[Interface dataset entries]

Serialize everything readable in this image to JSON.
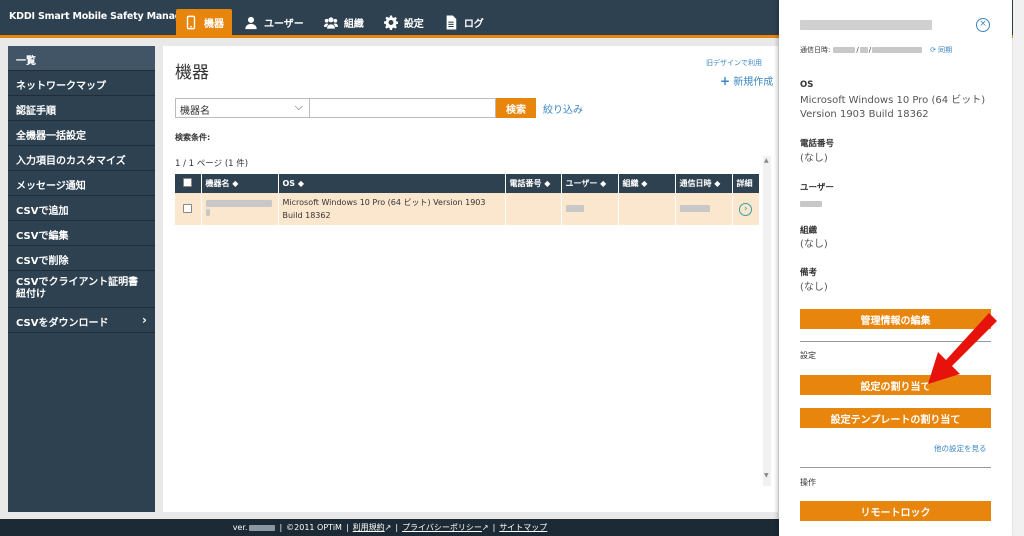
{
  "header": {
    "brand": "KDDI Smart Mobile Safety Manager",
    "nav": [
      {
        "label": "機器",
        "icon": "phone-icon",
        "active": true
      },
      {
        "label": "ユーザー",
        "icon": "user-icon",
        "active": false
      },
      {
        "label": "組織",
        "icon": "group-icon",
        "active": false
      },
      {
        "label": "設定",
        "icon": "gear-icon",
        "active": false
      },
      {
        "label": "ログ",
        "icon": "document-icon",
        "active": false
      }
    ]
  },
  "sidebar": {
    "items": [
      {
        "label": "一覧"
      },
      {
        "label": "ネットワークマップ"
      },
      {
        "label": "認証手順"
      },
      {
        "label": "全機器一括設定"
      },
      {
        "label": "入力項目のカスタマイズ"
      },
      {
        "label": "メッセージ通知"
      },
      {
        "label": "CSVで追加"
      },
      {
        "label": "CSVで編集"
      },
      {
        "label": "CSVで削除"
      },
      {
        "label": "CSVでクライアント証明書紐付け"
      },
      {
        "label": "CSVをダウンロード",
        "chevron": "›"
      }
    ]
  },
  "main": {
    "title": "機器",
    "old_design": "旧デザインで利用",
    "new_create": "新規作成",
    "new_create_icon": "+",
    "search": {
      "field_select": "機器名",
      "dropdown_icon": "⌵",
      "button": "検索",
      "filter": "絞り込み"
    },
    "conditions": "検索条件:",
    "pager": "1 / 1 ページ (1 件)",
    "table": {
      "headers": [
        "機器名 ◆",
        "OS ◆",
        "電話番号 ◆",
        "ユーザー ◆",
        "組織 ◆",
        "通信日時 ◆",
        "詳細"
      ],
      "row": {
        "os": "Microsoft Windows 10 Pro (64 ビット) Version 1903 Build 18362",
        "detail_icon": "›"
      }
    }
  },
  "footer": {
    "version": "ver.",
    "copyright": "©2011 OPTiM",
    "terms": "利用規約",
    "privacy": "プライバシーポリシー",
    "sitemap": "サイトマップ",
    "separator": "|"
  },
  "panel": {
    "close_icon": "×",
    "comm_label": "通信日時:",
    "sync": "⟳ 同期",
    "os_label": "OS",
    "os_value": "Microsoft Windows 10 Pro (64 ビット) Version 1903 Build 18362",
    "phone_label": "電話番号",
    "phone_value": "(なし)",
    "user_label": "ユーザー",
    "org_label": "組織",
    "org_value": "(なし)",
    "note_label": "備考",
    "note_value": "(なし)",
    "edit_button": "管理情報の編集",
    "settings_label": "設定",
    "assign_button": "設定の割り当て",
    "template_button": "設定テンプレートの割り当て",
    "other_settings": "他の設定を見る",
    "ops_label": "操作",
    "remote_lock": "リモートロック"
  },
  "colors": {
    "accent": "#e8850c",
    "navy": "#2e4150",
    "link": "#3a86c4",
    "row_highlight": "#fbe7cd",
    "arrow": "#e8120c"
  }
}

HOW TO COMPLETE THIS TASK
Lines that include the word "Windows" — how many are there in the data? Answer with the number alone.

PROBLEM SOLUTION
2